Some mix auxiliary alcoholic ingredients, like brandy, fruity or creamy liqueurs like Curacao or Bailey’s, and wine (often sparkling wine or port). You can also skip the alcohol for a less tipply tea punch, or opt for less common punch liquors to suit your drink’s flavor profile. For example, sake would be ideal for a Nishi Sencha cucumber mint punch.
Other liquid ingredients
Bitters, grenadine, ginger ale, club soda and lemon-lime soda are common additions in punch recipes. Sometimes, a creamy punch with dairy (or a dairy substitute) can work, too. (Examples: Earl Grey, Curacao, dark rum, orange zest, nutmeg and milk/soymilk. Masala Chai, vodka, Bailey’s, nutmeg and sliced almonds.)
Common punch spices include nutmeg, cinnamon, cloves, ginger, allspice, mint and vanilla bean. More avant-garde tea punch spices include cayenne pepper and herbs like basil, aloe, lavender, juniper berry and rosemary.
Generally, warming spices are best in Black Tea punches, but don’t let that limit you. You can infuse your liquor or tea with the spices, and/or use them as garnishes.

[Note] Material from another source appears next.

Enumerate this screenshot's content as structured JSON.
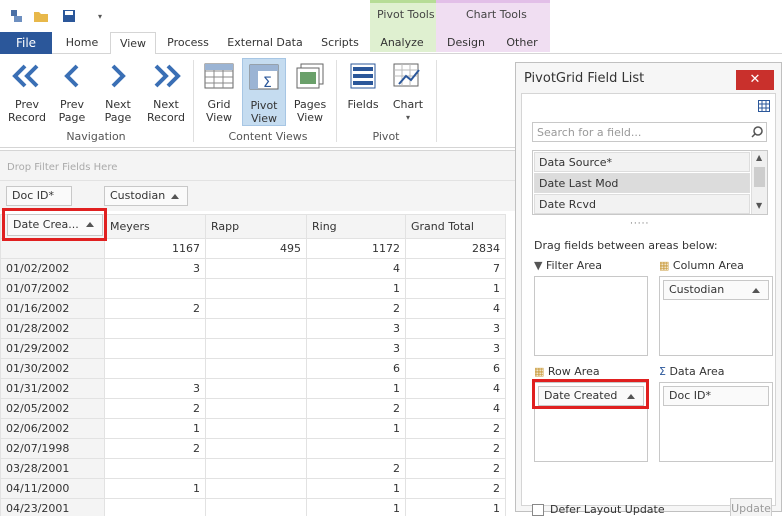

I love innovative garnishes, like clove-studded orange wheels or vanilla-bean-speared ginger.
Tea can also be used as a spice in tea punches if you grind it in a spice grinder until it’s fine like Matcha, or if you use it to rim the glasses in which you’re serving the punch. Just dip the rim of the glass in a shallow pool of honey and then dip it into a shallow bowl of tealeaves. You can also half-rim the glass for ease of drinking.
Our favorite is Samovar Sweet Crystals, an organic evaporated coconut palm nectar. Brown sugar is a classic punch sweetener. You can branch out with honey, sugar in the raw, agave nectar, etc. Homemade simple syrups can add additional flavor components – simply add a spice, herb, flower or fruit to the mix when you boil it down, or replace the water with brewed tea.
A basic guideline for measurements comes from a rhyme from Barbados: “One of Sour, Two of Sweet, Three of Strong, Four of Weak.” It means 1 part citrus juice, 2 parts sweetener (this could be a regular sweetener or an alternative, like soda or fruit juice), 3 parts liquor, and 4 parts water (or, in our case, tea).
Above all, let your taste buds guide you. Ultimately, the goal is in experimenting with tea punches is to enjoy tea in exciting, new (and, if desired, intoxicating) ways.